A recent study raises safety concerns about vaping and driving, based on research conducted at Johns Hopkins University that shows vaping marijuana has stronger effects on cognitive and motor skills than smoking it. Findings were published in JAMA Network Open and highlight the need for increased education and regulation of vaporized marijuana.
Conducted between 2016 and 2017 at the Johns Hopkins University School of Medicine, this study compared the immediate effects of smoked and vaporized cannabis use in a controlled environment. It included 17 healthy young adults, with an average age of 27 who were not regular marijuana users.
The goal was to see whether vaporizing marijuana affects the high that users experience when compared to smoking a cigarette or “joint.”
Vaporizing, often referred to as “vaping,” works by heating dried or concentrated extracts (in this case, of marijuana) to create a vapor that can be inhaled. Vaping has become extremely popular, as the process itself produces fewer toxins compared to traditional smoking methods.
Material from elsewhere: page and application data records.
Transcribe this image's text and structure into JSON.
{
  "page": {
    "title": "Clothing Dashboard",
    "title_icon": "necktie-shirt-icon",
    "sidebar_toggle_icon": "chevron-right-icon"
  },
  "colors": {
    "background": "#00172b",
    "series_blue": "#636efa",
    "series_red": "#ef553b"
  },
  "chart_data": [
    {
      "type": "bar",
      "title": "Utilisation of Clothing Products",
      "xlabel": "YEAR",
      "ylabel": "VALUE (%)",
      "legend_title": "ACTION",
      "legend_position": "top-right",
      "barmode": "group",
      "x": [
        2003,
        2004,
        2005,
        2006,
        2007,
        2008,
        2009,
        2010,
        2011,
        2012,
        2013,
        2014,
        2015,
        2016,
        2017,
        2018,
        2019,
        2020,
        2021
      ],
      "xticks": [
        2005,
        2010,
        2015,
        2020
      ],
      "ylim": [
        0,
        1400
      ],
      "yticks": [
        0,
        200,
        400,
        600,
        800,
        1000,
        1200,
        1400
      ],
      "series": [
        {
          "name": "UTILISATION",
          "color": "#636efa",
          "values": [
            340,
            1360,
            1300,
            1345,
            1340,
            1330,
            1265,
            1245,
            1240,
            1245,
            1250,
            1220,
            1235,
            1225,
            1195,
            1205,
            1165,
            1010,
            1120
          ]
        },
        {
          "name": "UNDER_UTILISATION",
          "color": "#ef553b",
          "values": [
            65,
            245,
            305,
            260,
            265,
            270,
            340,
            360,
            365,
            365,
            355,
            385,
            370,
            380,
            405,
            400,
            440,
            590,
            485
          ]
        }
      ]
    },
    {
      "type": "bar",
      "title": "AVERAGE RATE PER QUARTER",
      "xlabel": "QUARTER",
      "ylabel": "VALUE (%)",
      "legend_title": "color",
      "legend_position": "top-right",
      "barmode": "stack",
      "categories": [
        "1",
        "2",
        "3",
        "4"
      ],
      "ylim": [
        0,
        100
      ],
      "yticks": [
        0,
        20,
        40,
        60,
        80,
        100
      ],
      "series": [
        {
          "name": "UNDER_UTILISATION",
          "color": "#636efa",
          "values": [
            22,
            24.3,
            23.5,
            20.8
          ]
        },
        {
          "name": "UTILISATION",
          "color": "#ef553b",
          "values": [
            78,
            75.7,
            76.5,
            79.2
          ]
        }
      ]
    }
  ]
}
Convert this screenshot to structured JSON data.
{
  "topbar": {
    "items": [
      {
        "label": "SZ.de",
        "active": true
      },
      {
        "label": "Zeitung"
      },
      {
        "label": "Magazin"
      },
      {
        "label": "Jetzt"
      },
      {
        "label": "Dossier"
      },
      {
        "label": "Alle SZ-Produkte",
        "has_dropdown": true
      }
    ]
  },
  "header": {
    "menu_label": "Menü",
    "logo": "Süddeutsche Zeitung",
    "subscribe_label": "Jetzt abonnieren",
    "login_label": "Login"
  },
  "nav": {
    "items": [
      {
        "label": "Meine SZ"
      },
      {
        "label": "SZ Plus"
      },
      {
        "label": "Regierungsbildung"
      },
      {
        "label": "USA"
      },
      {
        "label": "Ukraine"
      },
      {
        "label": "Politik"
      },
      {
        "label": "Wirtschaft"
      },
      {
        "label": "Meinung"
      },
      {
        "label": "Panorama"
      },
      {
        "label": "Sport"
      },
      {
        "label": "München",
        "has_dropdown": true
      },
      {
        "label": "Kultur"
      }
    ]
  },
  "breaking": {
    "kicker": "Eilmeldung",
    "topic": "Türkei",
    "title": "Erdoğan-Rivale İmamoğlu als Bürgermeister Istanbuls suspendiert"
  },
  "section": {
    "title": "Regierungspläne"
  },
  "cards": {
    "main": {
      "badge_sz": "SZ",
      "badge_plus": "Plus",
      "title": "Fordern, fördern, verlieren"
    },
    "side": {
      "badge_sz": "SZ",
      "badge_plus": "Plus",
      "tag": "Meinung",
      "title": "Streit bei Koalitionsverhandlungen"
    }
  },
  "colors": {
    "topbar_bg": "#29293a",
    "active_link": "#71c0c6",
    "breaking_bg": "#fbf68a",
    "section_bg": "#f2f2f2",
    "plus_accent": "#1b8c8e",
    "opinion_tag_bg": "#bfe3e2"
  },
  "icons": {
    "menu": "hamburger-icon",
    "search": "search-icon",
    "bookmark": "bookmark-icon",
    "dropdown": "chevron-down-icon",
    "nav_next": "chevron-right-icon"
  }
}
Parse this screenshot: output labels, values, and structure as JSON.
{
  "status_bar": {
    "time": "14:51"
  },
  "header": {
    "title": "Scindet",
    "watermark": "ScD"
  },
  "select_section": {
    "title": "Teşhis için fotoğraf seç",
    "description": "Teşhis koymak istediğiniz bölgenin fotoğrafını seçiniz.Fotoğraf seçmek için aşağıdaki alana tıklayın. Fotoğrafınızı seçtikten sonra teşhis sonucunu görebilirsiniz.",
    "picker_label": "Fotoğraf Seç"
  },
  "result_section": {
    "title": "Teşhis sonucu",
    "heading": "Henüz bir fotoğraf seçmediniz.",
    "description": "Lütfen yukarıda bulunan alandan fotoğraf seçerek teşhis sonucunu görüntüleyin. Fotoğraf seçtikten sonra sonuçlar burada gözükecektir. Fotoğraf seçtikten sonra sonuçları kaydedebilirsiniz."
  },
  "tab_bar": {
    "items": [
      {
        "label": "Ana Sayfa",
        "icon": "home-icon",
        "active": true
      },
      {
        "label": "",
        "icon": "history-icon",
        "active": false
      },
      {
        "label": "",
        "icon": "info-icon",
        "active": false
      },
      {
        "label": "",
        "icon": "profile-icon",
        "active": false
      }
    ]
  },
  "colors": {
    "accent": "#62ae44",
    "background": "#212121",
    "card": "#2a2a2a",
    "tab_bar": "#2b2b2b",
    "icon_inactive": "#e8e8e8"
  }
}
However, vaping remains poorly regulated and its potential health effects are not well understood.
In the recent study, participants were closely monitored while smoking and vaporizing marijuana on six separate occasions. During these visits, they smoked and vaped 0 mg, 10 mg and 25 mg of THC (Δ9-tetrahydrocannabinol), which is the chemical primarily responsible for the psychological effects of marijuana. Participants were then monitored for roughly 8.5 hours, during which time they completed various tasks to test their cognitive and motor functions.
Overall, researchers found that smoking and vaping 10 mg of THC had minor drug effects on participants, causing symptoms like relaxation, alertness, hunger and anxiety. It also had a modest impairment on cognitive functioning, which was measured by computer tests that assess factors like attention and reaction times.
Smoking and vaping 25 mg of THC, however, had far more noticeable effects. The higher dose was associated with more pronounced drug effects and what researchers call significant impairment of cognitive and motor functions. It also increased risk of adverse effects like vomiting and hallucinations.
With both doses, smoking and vaping temporarily increased THC levels in the blood as well as heart rate.
The biggest takeaway from the study, however, was the difference between smoking and vaping. When receiving the same dose of THC, participants reported more significant drug effects when vaping vs. smoking. Vaping also resulted in higher THC levels in the blood compared to smoking.
What does this mean for consumers? Now that marijuana regulation has become much less strict over the years, there’s increased access through smoke shops across the country. The concern, according to experts, is that THC levels tested in this study are generally lower than what consumers might buy from a smoke shop. And for those vaping marijuana, the effects can be even more pronounced than when smoking.
As a result, experts encourage better education about the strong effects that smoking and vaping marijuana can have on functioning. Even though marijuana use may be legal in most states, that doesn’t mean it’s safe to drive a car or engage in other tasks after smoking. In fact, this study shows that even at the lowest doses, smoking and vaping marijuana has immediate effects on cognitive and motor functions.
Authors note that this study included infrequent marijuana users who on average, hadn’t smoked in the past year. As a next step, they encourage future research to compare the effects of vaping and smoking in habitual marijuana users.